The next morning after partaking of the hotel’s free breakfast and checking out, I fueled up at the nearby Kum N Go gas station and drove north on Rangeline Road to my first destination of the day, Webb City, which is a suburb of Joplin. Along the way, I stopped for a minute to snap a few pictures of an “s” sign indicating that the road that I was on was a part of the Historic Route 66 made famous by the 1960’s TV series that starred Martin Milner, George Maharis and Glenn Corbett.
My next stop was a large statue that I read about in a book called Roadside America, which describes interesting, out-of-the-way sites that would be of interest to the traveler. The statue, which depicts a pair of praying hands, was erected on a 40-foot, man-made hill right next to the highway. The hands, sculpted in 1972, stand 32 feet from the top of the hill and weigh 110 tons.
I then headed north on I-49 to the small town of Lamar to pay a brief visit to the house where our 33rd president, Harry S. Truman, was born on May 8, 1884. I knew that I would be arriving too early to take a tour of the humble abode, but that was fine with me. I was content to get a few photographs of the place and continue on my way.
Continuing north I drove a few miles to my next destination, the town of Nevada (pronounced ‘Nuh-VAY-duh.) I saw a sign for the local visitor center and pulled in. I wanted to find out where the Bushwhacker Museum was and also wanted information on any other sites of interest in the area.
The visitor center was located, or so I thought, in a multipurpose building that also contained other businesses. Walking into the building I could find no sign of a visitor center. As I walked by a real estate office, I saw through the open door a man who was talking on the phone. I waited outside his office until I could hear that he was done with his phone call. He beckoned me to come in and I told him that I was looking for the visitor center. He told me that the chamber of commerce had moved from that building. I then asked him where the museum was and he gave me directions.
Driving just two or three blocks I found the museum which is housed in the basement of the town library. I had first heard about the museum from a man named Steve Pyles whom I had met last April at Appomattox at the commemoration of the 150th anniversary of Lee’s surrender to Grant. We just happened to be seated next to each other at one of the outdoor lectures and had struck up a brief conversation about our mutual interest in history before the lecture began. He gave me a business card bearing his name and the name of the Bushwhacker Museum and invited me to come check it out if I was ever in the area.

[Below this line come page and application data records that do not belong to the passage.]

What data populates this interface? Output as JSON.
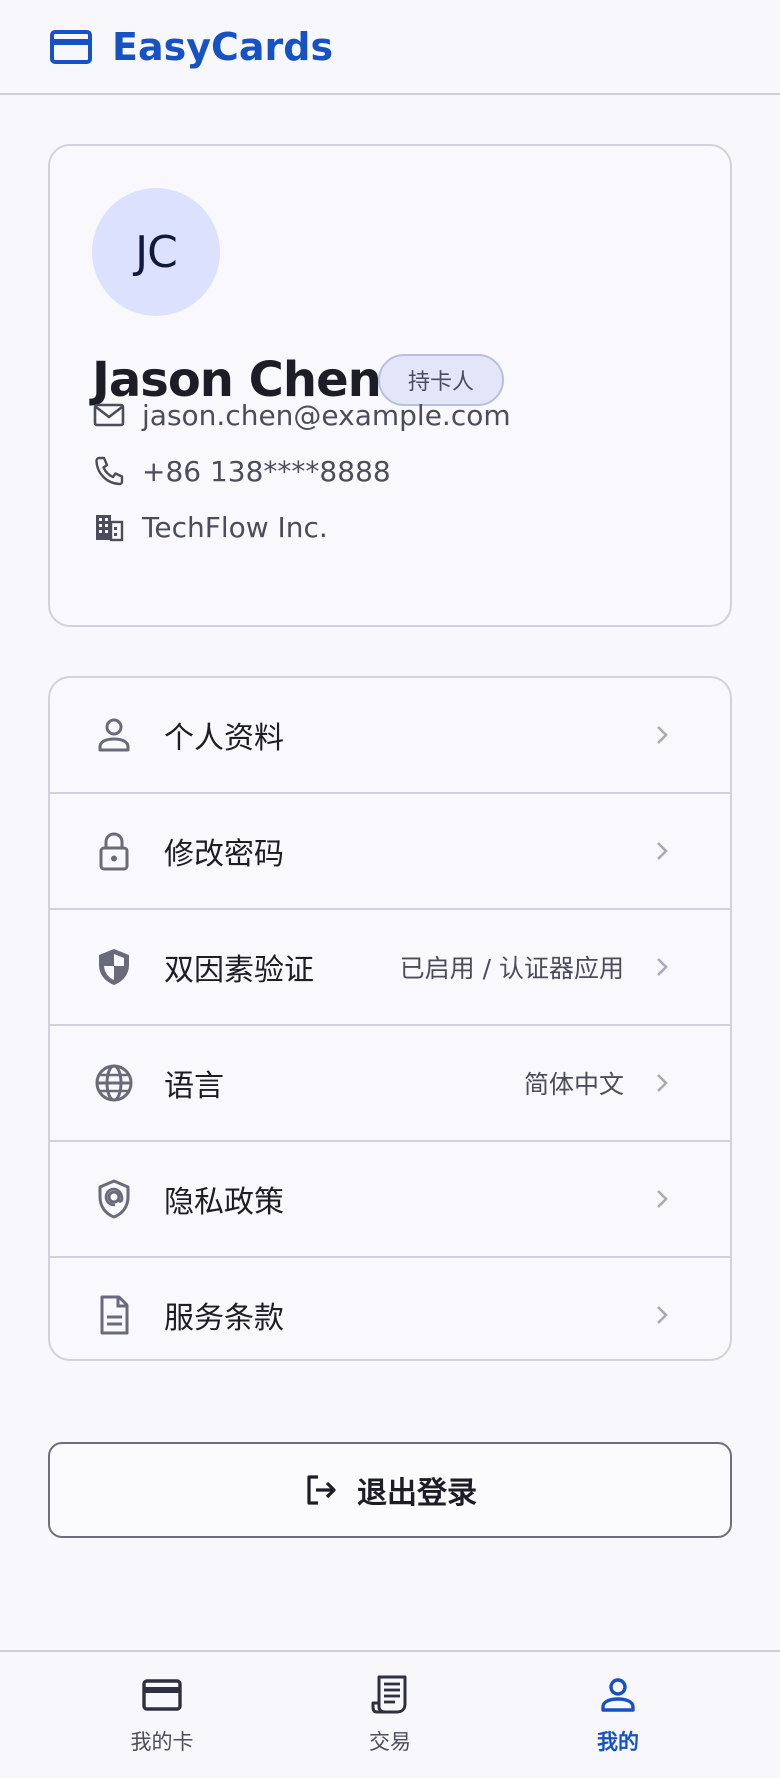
{
  "header": {
    "brand_name": "EasyCards",
    "brand_icon": "credit-card-icon",
    "brand_color": "#1652c4"
  },
  "profile": {
    "initials": "JC",
    "name": "Jason Chen",
    "role": "持卡人",
    "email": "jason.chen@example.com",
    "phone": "+86 138****8888",
    "company": "TechFlow Inc."
  },
  "menu": {
    "items": [
      {
        "label": "个人资料",
        "value": "",
        "icon": "user-icon"
      },
      {
        "label": "修改密码",
        "value": "",
        "icon": "lock-icon"
      },
      {
        "label": "双因素验证",
        "value": "已启用 / 认证器应用",
        "icon": "shield-icon"
      },
      {
        "label": "语言",
        "value": "简体中文",
        "icon": "globe-icon"
      },
      {
        "label": "隐私政策",
        "value": "",
        "icon": "privacy-shield-icon"
      },
      {
        "label": "服务条款",
        "value": "",
        "icon": "document-icon"
      }
    ]
  },
  "logout": {
    "label": "退出登录"
  },
  "nav": {
    "items": [
      {
        "label": "我的卡",
        "icon": "card-icon",
        "active": false
      },
      {
        "label": "交易",
        "icon": "receipt-icon",
        "active": false
      },
      {
        "label": "我的",
        "icon": "person-icon",
        "active": true
      }
    ],
    "active_color": "#1652c4"
  }
}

I entered the library and walked down the steps to the basement level and was greeted by a retired man. After I paid the $5.00 admission fee he offered to show me a movie. Just about every museum and historic site that I have come across has some sort of movie or audio-visual presentation.
After watching the movie, I perused the various exhibits in the museum, which tell the story of Vernon County and especially the events and the violence that took place in the region leading up to and during the War Between the States. Many violent encounters during that period took place between the Confederate Bushwhackers and the Unionist Jayhawkers, not only in the Nevada area but throughout the Kansas and Missouri region, which resulted in the unfortunate name, “Bleeding Kansas.”
Before leaving I asked if Mr. Pyles was there. They told me that he was not there that day but that they would tell him that I had stopped by.
Next Installment – Bleeding Kansas